    Oh, have a wonderful time!!!!
    I’m headed out at the end of the week for the New England conference. I can hardly wait!!!
    I love the hobnobbing too, and the workshops are top notch. We don’t have “all day” sessions, but choose from 3 or 4 for each time slot (double slots are the intensive workshops). Cheryl, you said it all- creative, connecting, reenergizing!!!!!
    Love, love, love “my” conference!
    Enjoy yours.

    • says

      Hi Mona~I’m so glad you’re going to a conference this week, too! What sort of conference is it? I *always* attend my local SCBWI (Society of Children’s Book Writers & Illustrators) conference, but this one is for writers of all stripes. That means it’s bigger and has a wider array of offerings, but it’s also pricier. I’m so excited to go this year, though!

  2. says

    See you there, Cheryl! I’ve never regretted a writing conference. Sometimes I’ve thought I could have made better use of what was there–though that may be in part the “Ooh, her lunch looks nicer, I wish I’d ordered that!” syndrome.

    • says

      Ha! Love that analogy. I’m the same way. I compare notes with friends after our various sessions, and often end up wishing I’d attended something different than whatever I chose. Luckily, this conference is recording the sessions!

  3. says

    I’ve always benefited by going to conferences–went to two, one a regional SCBWI, another a literature conference. I highly recommend them!

    On another note, I follow another blogger who reports that she, too, is going to the Pikes Peak conference. You might run into her: Debbie Maxwell Allen, Playing writer-connection-matchmaker here!!

    • says
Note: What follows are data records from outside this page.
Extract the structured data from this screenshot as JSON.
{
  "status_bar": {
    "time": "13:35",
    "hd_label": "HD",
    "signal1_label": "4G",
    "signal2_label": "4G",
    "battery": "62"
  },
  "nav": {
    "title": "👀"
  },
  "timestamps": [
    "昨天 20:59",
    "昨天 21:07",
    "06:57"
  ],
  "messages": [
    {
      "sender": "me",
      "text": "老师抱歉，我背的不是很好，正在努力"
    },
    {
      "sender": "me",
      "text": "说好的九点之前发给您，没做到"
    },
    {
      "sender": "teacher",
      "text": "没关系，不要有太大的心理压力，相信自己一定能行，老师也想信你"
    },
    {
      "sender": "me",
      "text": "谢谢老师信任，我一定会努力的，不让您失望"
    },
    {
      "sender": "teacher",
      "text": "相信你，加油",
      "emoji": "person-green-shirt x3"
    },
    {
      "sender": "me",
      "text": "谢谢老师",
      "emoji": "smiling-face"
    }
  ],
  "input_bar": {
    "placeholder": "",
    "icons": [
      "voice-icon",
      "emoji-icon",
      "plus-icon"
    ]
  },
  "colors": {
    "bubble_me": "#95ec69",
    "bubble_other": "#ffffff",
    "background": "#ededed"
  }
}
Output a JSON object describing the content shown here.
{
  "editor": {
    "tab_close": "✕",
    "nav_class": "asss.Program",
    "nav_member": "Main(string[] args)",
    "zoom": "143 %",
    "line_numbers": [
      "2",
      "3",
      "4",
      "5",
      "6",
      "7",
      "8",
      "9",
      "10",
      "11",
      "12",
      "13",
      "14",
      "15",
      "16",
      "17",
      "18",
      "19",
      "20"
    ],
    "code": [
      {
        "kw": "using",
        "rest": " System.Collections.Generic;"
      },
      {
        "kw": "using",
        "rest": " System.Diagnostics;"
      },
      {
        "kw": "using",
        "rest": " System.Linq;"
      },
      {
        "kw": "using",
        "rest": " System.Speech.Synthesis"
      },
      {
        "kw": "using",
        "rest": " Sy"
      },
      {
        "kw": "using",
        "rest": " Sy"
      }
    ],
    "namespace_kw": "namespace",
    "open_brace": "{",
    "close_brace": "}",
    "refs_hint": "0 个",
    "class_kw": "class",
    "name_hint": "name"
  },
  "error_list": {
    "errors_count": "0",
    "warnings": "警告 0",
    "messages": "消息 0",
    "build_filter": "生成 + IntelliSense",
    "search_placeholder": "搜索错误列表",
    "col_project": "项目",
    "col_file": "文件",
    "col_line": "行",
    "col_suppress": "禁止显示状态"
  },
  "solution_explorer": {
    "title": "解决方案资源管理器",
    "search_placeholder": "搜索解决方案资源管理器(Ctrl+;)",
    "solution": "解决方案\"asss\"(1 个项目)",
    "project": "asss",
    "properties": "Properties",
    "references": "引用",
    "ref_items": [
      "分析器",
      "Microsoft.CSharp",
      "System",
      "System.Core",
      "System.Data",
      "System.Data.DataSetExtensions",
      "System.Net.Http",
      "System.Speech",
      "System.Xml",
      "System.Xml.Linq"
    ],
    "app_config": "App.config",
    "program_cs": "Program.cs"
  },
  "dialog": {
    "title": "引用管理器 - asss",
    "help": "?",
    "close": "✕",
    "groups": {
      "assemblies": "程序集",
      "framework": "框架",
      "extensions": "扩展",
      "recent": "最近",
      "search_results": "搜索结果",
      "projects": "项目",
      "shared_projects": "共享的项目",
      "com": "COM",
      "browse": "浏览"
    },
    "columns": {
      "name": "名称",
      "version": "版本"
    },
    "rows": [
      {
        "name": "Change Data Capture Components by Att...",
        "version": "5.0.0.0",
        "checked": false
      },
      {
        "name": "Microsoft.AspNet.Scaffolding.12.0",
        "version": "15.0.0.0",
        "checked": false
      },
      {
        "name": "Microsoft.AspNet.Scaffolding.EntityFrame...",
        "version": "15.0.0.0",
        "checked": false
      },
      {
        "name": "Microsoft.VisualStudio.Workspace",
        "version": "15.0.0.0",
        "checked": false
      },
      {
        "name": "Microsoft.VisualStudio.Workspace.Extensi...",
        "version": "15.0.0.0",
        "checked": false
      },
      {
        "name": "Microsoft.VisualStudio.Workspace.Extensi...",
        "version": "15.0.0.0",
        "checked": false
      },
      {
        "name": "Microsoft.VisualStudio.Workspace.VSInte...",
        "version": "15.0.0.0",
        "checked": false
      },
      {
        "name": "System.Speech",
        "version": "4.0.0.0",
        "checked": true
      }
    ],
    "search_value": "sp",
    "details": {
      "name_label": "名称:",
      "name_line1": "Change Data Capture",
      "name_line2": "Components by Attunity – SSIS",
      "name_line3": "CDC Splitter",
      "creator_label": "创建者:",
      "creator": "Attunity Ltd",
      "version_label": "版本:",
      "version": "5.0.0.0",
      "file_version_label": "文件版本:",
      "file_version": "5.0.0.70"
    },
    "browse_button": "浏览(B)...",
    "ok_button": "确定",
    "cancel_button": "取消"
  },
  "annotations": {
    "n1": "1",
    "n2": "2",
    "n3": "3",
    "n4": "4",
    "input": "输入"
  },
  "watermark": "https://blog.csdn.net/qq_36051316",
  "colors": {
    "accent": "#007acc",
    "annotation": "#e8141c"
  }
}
      Cool! I will look for her. I also saw that Susan Mitchell, interviewed here a few weeks back, will be attending and presenting. I’m looking forward to meeting her in person!

  4. says

    Hobnobbing! I can hardly wait! To answer your question at the end, I hardly ever regret going to writing conferences, but the years I’ve chosen that over a dream work retreat weren’t as fun as others because half my heart was a more than a hundred miles away. Even so, I always get something out of the conference, and often those less tangible rewards of deepening and widening connections are the most important. I wouldn’t trade the friendships for anything! Love the photos! :-)

    • says

      I had to dig a bit to find them :). I didn’t realize how long it’s been since I attended this conference. It’s high time for me to go hang out with my writing friends. Can’t wait! (Although I’m also nowhere near ready, so I wouldn’t rush it, either….)

  5. says

    Have a great time and glad you listened to your intuition. I would love to go to a writing conference – on my list of things I want to do.

    • says

      Oh, you must! Writing conferences are the best places to learn, get motivated, find inspiration, connect with other writers, and connect with industry professionals. I feel like they (usually) end up paying for themselves. I’ll keep my fingers crossed that you can find one that works for you!